* [The task]:
Which lines in the records below mention the word "Modify"? Copy each one out.

- - -

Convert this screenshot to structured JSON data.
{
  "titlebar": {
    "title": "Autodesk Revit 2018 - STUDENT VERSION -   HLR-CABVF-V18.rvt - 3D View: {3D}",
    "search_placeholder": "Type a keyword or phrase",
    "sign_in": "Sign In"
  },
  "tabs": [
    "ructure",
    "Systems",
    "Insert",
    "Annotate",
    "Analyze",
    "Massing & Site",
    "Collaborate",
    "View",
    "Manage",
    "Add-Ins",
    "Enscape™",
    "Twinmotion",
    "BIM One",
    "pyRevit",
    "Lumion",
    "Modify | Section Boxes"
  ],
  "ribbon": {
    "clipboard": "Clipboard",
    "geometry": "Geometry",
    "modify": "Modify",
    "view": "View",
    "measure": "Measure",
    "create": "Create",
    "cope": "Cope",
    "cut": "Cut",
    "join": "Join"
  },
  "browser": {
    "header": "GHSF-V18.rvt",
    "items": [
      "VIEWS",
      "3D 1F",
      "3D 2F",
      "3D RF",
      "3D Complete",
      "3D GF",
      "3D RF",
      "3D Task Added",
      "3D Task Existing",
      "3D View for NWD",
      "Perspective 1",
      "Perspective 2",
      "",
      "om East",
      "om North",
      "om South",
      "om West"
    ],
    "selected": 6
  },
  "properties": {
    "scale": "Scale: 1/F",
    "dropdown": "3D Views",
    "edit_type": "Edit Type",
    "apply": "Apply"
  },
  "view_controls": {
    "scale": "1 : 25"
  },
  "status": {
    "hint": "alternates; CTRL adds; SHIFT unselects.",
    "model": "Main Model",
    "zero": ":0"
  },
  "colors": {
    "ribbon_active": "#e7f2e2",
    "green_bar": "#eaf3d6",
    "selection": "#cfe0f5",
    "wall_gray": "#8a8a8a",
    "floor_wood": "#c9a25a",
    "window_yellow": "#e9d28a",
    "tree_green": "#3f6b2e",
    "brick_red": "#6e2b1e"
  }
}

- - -

* [Solution for this problem]:
    "Modify | Section Boxes"
    "modify": "Modify",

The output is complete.